The UCLA Bruins have a long and storied program. Long before my father was even a thought in his father’s cranium (or other, less print appropriate body parts), the Bruins were being all sorts of great. Then, mostly because life can have its up and downs, the program went through a little transition period. No horrible, god awful stretches, but nothing even remotely as great as the John Wooden era.
Because the fanbase wants to be closer to that than to any other generic, ho-hum program, though, Steve Alford was brought in to replace Ben Howland. Not that the move was horrible or anything that would result in any sort of all-time calamities.
Wait, what is that you say? Steve Alford is a giant Jerkface Magoo? Please tell me more.
Apparently, according to a ChicagoSide article (also H/T to DeadSpin for bringing this to our attention) Steve Alford really knows what is best for his players. You know, his players that are his until he jets to another program.
Case in point: Tony Snell of the Chicago Bulls.
In an interview with ChicagoSide, Tony Snell’s mother talked about an incident when his son was telling Alford he was going to go pro. Naturally, being the kind of caregiver usually reserved for Disney movie villains, Alford was non-to-pleased about losing his best player.
From ChicagoSide’s interview:
According to Brown, when Alford heard Snell was leaning to the NBA, he angrily called a meeting with player and mother.
“Alford, of course, is a control freak and he is mad as hell and he wants a meeting with me to know what I am doing with Tony,” Brown says.
“We were having a screaming match, him literally telling me he is not going anywhere, saying ‘What if he doesn’t make it?’ First of all, I have a positive attitude. I am a woman of God. I believe in prayer. I have had (Snell’s) back since day one.… I don’t care if he goes first or second round, or if he goes overseas, we are going to take that chance.”
Brown inferred selfish motives in Alford’s efforts . Alford was the brand-name player, the white All-American with the charmed high school and college careers. He played his senior year at Indiana and ended up getting drafted in the second round.
“I called him a mother(rhymes with trucker) at the time,” says Brown.
Oh. Just oh.
So Snell’s mom called Steve Alford something that rhymes with smother-ducker because Alford “knew” what was best for Snell.

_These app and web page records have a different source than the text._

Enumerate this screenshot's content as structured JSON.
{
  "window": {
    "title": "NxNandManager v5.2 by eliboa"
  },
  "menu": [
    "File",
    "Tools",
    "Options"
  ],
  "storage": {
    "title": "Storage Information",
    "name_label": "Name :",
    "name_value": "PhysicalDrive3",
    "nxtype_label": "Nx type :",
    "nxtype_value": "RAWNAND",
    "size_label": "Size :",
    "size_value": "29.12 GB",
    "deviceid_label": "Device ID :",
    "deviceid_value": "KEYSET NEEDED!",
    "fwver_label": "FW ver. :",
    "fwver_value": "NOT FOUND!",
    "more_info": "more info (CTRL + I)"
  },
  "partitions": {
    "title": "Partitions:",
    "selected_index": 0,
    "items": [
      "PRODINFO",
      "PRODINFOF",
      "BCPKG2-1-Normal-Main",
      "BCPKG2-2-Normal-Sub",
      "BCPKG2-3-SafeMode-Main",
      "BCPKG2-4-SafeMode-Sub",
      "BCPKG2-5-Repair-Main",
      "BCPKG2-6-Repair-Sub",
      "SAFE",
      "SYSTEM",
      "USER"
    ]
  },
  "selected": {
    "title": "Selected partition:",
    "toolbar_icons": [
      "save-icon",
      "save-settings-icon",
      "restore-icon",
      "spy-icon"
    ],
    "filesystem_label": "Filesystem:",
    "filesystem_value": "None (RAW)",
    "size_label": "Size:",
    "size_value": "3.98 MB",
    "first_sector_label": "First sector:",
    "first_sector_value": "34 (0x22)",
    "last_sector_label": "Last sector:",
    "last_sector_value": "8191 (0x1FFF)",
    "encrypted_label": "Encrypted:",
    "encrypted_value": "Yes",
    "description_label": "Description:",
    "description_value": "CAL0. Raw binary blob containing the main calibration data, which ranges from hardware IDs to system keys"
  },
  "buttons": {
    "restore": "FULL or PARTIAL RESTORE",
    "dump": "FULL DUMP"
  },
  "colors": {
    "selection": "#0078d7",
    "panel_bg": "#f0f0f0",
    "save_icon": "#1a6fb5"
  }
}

When we say what he knew what was best we mean that he wanted to make sure he got every ounce of free labor that he could out of Snell so he could later parlay that into a new, higher-profile job — say, the one with the UCLA Bruins.
Obviously this has very little to do with UCLA. Well, with the whole exception of Alford’s perception of a human-being becoming that of a lobster who likes to cut off the heads of unicorns or something.
I honestly feel bad for UCLA. I am not saying this will alter any of their possible future successes, but this is just some random BS they now have to deal with. All of that while they are having a pretty good season.
Just when you think that UCLA basketball is going to be in the forefront of the news. Not some head coaching search or Bill Walton looking to destroy Howland one snarky broadcast comment at a time, Steve Alford had to go all devil-incarnate on us.
I wonder if all of this “bullying” and mean behavior by Alford makes him a thug (coded word filled with racism, never applied to white people)? What say you, Richard Sherman?
None of this would be that troubling if Alford did not have a history of iffy-behavior. The coach has been accused of tossing vulgar language toward a BYU player, fighting with Tim Floyd and some other things in the past. If any were an isolated incident it wouldn’t be that big of a deal. Couple them together, though…
Somehow I think this will be a bigger deal for anti-UCLA people (Stanford, other Pac 12 fans) than it will be for the Bruins.